WHAT TO DO >>
When you reach the records below, output each one exactly.

DATA EXCERPTS >>
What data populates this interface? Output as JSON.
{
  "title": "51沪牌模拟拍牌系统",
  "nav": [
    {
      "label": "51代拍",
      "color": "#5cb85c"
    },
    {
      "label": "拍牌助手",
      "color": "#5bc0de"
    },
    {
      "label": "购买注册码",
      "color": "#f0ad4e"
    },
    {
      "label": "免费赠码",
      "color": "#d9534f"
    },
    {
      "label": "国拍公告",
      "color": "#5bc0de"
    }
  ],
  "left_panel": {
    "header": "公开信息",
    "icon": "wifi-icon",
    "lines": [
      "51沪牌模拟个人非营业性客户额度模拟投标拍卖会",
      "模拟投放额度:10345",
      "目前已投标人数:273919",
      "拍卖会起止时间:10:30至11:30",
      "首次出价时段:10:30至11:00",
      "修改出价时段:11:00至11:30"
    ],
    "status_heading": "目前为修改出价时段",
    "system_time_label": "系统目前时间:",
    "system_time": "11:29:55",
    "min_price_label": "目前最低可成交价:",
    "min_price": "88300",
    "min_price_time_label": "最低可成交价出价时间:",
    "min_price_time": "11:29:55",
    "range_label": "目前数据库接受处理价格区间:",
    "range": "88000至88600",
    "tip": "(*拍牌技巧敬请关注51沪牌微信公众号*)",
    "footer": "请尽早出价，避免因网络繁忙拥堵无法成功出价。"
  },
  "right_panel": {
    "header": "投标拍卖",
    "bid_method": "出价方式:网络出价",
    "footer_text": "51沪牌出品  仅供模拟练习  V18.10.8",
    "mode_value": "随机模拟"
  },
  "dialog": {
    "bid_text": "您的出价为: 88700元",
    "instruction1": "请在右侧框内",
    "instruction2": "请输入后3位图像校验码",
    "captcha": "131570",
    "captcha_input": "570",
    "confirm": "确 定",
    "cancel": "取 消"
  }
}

COMPLETED TASK >>
What data populates this interface? Output as JSON.
{
  "title": "51沪牌模拟拍牌系统",
  "nav": [
    {
      "label": "51代拍",
      "color": "#5cb85c"
    },
    {
      "label": "拍牌助手",
      "color": "#5bc0de"
    },
    {
      "label": "购买注册码",
      "color": "#f0ad4e"
    },
    {
      "label": "免费赠码",
      "color": "#d9534f"
    },
    {
      "label": "国拍公告",
      "color": "#5bc0de"
    }
  ],
  "left_panel": {
    "header": "公开信息",
    "icon": "wifi-icon",
    "lines": [
      "51沪牌模拟个人非营业性客户额度模拟投标拍卖会",
      "模拟投放额度:10345",
      "目前已投标人数:273919",
      "拍卖会起止时间:10:30至11:30",
      "首次出价时段:10:30至11:00",
      "修改出价时段:11:00至11:30"
    ],
    "status_heading": "目前为修改出价时段",
    "system_time_label": "系统目前时间:",
    "system_time": "11:29:55",
    "min_price_label": "目前最低可成交价:",
    "min_price": "88300",
    "min_price_time_label": "最低可成交价出价时间:",
    "min_price_time": "11:29:55",
    "range_label": "目前数据库接受处理价格区间:",
    "range": "88000至88600",
    "tip": "(*拍牌技巧敬请关注51沪牌微信公众号*)",
    "footer": "请尽早出价，避免因网络繁忙拥堵无法成功出价。"
  },
  "right_panel": {
    "header": "投标拍卖",
    "bid_method": "出价方式:网络出价",
    "footer_text": "51沪牌出品  仅供模拟练习  V18.10.8",
    "mode_value": "随机模拟"
  },
  "dialog": {
    "bid_text": "您的出价为: 88700元",
    "instruction1": "请在右侧框内",
    "instruction2": "请输入后3位图像校验码",
    "captcha": "131570",
    "captcha_input": "570",
    "confirm": "确 定",
    "cancel": "取 消"
  }
}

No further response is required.